WHAT YOU SHOULD DO> Output the data below exactly as it is, dropping the pictures from your copy.

SUPPLIED INFORMATION>
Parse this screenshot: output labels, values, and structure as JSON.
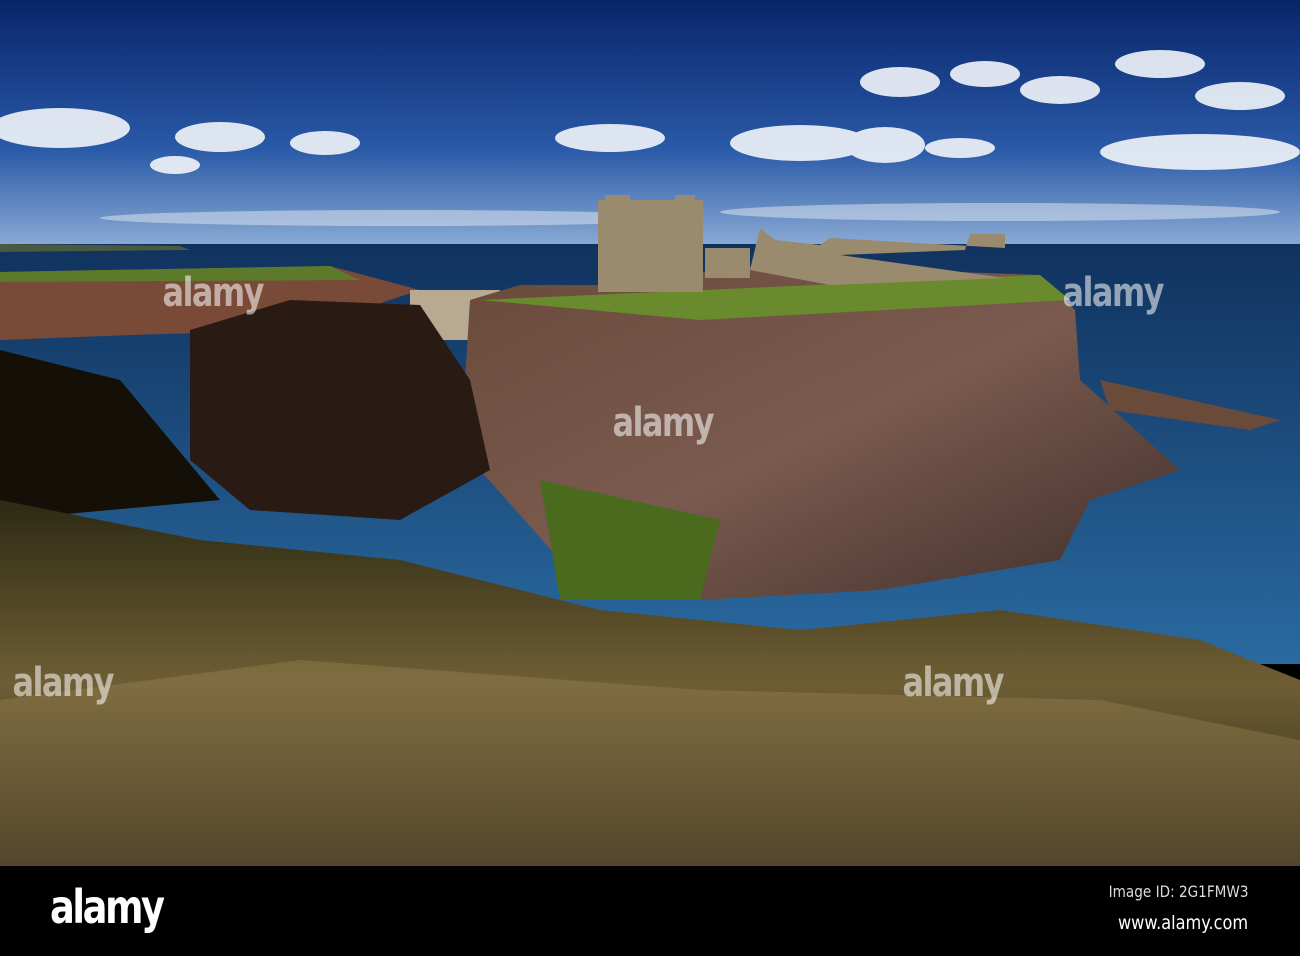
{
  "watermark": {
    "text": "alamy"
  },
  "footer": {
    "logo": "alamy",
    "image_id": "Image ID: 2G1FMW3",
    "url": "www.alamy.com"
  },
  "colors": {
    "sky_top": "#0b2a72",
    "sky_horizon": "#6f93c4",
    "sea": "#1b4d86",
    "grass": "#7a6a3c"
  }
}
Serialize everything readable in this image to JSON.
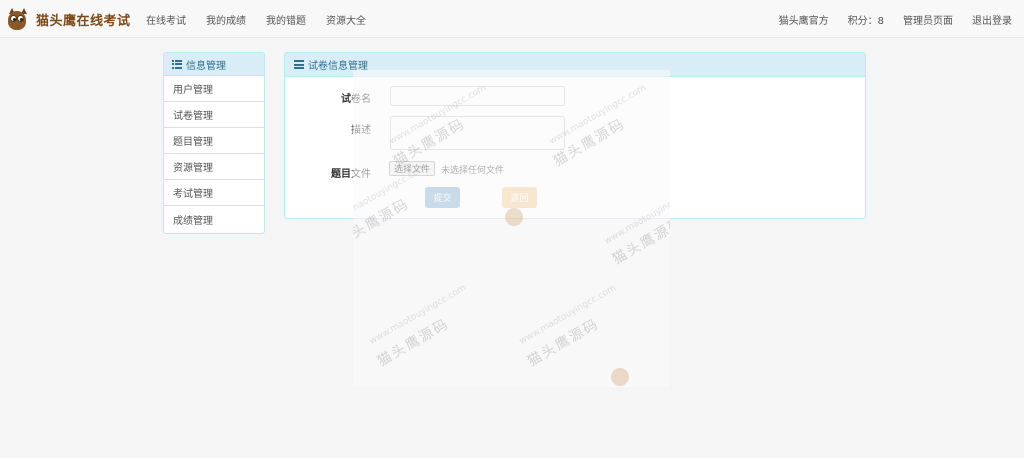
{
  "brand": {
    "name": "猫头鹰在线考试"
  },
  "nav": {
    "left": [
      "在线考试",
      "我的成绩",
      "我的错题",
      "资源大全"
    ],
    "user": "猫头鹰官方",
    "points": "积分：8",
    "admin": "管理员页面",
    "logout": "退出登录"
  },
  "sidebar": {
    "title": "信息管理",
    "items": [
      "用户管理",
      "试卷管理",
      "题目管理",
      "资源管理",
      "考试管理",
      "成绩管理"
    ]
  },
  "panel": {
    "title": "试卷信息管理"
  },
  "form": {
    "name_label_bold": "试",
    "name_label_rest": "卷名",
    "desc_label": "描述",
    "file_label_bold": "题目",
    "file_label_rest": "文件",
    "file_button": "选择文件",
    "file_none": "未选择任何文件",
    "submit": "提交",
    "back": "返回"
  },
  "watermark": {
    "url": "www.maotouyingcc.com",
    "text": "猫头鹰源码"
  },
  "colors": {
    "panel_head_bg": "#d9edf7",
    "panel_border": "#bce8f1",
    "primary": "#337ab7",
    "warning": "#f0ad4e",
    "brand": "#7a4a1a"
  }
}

ANSWER TO THIS PROBLEM>
Parse this screenshot: output labels, values, and structure as JSON.
{
  "watermark": {
    "text": "alamy"
  },
  "footer": {
    "logo": "alamy",
    "image_id": "Image ID: 2G1FMW3",
    "url": "www.alamy.com"
  },
  "colors": {
    "sky_top": "#0b2a72",
    "sky_horizon": "#6f93c4",
    "sea": "#1b4d86",
    "grass": "#7a6a3c"
  }
}
Serialize everything readable in this image to JSON.
{
  "brand": {
    "name": "猫头鹰在线考试"
  },
  "nav": {
    "left": [
      "在线考试",
      "我的成绩",
      "我的错题",
      "资源大全"
    ],
    "user": "猫头鹰官方",
    "points": "积分：8",
    "admin": "管理员页面",
    "logout": "退出登录"
  },
  "sidebar": {
    "title": "信息管理",
    "items": [
      "用户管理",
      "试卷管理",
      "题目管理",
      "资源管理",
      "考试管理",
      "成绩管理"
    ]
  },
  "panel": {
    "title": "试卷信息管理"
  },
  "form": {
    "name_label_bold": "试",
    "name_label_rest": "卷名",
    "desc_label": "描述",
    "file_label_bold": "题目",
    "file_label_rest": "文件",
    "file_button": "选择文件",
    "file_none": "未选择任何文件",
    "submit": "提交",
    "back": "返回"
  },
  "watermark": {
    "url": "www.maotouyingcc.com",
    "text": "猫头鹰源码"
  },
  "colors": {
    "panel_head_bg": "#d9edf7",
    "panel_border": "#bce8f1",
    "primary": "#337ab7",
    "warning": "#f0ad4e",
    "brand": "#7a4a1a"
  }
}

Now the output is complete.